• Work order:
Please find the lines in the entries below that contain the word "this", and copy each one.

• Dataset extract:
--

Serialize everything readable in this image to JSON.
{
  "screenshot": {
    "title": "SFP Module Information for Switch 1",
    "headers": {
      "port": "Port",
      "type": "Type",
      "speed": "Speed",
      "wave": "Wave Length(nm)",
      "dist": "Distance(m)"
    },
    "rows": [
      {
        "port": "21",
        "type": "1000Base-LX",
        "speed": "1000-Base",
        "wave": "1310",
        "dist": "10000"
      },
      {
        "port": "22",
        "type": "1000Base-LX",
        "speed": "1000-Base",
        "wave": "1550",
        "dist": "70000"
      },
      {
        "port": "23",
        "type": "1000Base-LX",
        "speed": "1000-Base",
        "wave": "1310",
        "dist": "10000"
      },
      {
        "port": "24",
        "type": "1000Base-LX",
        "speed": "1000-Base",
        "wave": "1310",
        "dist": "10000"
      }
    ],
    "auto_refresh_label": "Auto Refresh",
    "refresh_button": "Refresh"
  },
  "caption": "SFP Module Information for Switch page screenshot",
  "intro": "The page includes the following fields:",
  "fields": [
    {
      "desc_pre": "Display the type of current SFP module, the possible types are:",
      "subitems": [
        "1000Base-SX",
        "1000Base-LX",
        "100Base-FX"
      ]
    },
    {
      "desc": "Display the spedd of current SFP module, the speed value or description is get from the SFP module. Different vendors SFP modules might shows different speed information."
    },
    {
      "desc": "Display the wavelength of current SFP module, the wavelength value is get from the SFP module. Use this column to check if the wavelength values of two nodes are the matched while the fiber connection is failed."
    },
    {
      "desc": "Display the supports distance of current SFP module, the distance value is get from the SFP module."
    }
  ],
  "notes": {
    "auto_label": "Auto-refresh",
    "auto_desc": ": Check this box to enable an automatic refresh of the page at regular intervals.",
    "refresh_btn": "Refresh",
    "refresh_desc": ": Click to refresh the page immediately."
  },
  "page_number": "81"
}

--

• Reply:
Serialize everything readable in this image to JSON.
      "desc": "Display the wavelength of current SFP module, the wavelength value is get from the SFP module. Use this column to check if the wavelength values of two nodes are the matched while the fiber connection is failed."
    "auto_desc": ": Check this box to enable an automatic refresh of the page at regular intervals.",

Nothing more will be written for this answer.